Forbes

Former Moscow Mayor Yuri Luzhkov believes that the new version of charges against the former president of the Bank of Moscow, Andrei Borodin, is totally hopeless.

“Law-enforcement agencies cannot find anything new or substantial in the Bank of Moscow case and therefore fish in the air,” Interfax cites Luzhkov as saying.

According to the former mayor, the case concerning the loan issued to the Premier Estate Company holds no promise. “Otherwise, the case would have long gone to court,” he noted.

“The case was brought up when there was a need to fight me,” Luzhkov said.

“I know nothing about the instance when a Cypriot company was issued a loan, but I can say that the decision was made by the Bank of Moscow board,” Luzhkov said, noting that while he held the post of mayor he fully trusted Borodin and would not go into details of the bank’s operation.

“Borodin was one of the most experienced bankers in Russia; his behaviour is very cautious and conservative. I do not think that he would go into risky, let alone unlawful deals,” the former head officer of the capital city said.

On 6 November investigators showed a new version of the former banker’s indictment to Borodin’s defense team. According to Borodin’s attorney Vladimir Krasnov, the document basically unites two already known events: loans given to the Premier Estate Company and to Cypriot companies.

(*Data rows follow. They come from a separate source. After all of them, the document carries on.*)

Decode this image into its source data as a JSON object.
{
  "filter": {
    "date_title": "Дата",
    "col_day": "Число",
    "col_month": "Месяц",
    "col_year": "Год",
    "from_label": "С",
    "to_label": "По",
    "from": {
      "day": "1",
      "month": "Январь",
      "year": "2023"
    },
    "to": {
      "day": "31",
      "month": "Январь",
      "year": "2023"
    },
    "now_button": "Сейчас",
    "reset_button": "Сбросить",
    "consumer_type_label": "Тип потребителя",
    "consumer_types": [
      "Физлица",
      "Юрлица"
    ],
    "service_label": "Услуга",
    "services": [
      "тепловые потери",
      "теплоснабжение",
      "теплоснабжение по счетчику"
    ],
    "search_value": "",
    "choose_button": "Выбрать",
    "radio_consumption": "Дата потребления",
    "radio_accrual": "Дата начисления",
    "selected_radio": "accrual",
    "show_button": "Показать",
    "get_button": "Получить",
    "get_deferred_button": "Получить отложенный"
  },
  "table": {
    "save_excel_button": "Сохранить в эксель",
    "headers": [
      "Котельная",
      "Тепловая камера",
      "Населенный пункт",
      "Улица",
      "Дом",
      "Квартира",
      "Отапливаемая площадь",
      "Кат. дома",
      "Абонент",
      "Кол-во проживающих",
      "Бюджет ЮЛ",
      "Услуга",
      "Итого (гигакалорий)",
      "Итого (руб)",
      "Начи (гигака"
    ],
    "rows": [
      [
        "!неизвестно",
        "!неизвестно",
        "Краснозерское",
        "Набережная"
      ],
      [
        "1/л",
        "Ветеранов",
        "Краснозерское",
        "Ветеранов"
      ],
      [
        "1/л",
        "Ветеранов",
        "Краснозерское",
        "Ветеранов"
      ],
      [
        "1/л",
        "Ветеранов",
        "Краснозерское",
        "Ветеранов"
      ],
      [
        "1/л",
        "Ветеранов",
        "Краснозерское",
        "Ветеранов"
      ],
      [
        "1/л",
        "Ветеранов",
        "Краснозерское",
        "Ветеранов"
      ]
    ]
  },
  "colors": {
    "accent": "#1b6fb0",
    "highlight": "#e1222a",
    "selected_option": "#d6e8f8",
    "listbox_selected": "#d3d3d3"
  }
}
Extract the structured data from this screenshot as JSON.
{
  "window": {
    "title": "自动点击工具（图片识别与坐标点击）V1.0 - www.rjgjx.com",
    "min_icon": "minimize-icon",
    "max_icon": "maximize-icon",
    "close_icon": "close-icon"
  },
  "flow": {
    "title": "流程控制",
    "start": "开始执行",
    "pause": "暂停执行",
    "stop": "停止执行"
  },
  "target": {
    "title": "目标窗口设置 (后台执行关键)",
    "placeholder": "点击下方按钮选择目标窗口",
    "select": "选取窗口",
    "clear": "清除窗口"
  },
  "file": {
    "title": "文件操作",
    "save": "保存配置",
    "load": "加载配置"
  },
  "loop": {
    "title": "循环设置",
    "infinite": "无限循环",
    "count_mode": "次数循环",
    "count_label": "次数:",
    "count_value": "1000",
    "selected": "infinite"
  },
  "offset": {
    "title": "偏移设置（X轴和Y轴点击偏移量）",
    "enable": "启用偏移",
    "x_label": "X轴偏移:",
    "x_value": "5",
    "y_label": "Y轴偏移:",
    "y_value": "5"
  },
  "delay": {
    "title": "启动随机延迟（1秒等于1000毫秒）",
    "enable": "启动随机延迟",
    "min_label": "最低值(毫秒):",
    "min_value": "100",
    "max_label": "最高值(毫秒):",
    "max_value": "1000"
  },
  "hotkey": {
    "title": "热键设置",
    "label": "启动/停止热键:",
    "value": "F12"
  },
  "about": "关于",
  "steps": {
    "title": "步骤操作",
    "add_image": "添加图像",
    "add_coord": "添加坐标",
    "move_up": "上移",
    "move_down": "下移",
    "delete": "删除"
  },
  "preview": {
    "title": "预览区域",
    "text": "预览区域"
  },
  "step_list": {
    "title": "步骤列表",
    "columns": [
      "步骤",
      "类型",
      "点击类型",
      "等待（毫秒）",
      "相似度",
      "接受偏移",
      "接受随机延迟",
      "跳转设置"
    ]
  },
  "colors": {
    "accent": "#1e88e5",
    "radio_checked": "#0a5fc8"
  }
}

Borodin continually headed the Bank of Moscow since its inception in 1995 and was its major shareholder. In early 2011, VTB acquired 46.5 per cent of Bank of Moscow shares from the city government. With the coming of the new shareholder, a conflict arose with the bank’s former team, headed by Borodin, and the latter left the country. A while later it was announced that the bank had problems relating to sizeable loans issued to structures affiliated with the former management. The Central Bank and the Deposit Insurance Agency made a decision on the bank’s rehabilitation, and Borodin was arrested in absence by Moscow’s Tverskoy District Court on charges of abuse of power. Later, the charge was changed to fraud and Borodin was announced internationally wanted. At present, the former banker lives in the United Kingdom.

Over the past few weeks Borodin’s name has been prominent in the media. In particular, NTV’s scandalous documentary Anatomy of Protest 2 called him a sponsor of the Russian opposition, which allegedly was preparing to seize power in Russia by force. In addition, the media reported that a number of Borodin’s assets abroad had been arrested and a number of criminal cases had been brought up against the businessman, while the Bank of Moscow announced it was claiming 85 billion roubles from its former manager.

Borodin has tied the new hullabaloo around his name with an interview he gave Forbes in early October. “In it, I said again that Medvedev had a part in this story,” Borodin said referring to the change of owner in the Bank of Moscow.

In the interview with Forbes Borodin said, in particular, that he had been forced to sell his share in the Bank of Moscow at an underestimated price. The intermediary in the negotiations was former energy minister Igor Yusufov, who acted, according to Borodin, on behalf and on instructions of the then president of Russia and current Prime Minister Dmitry Medvedev.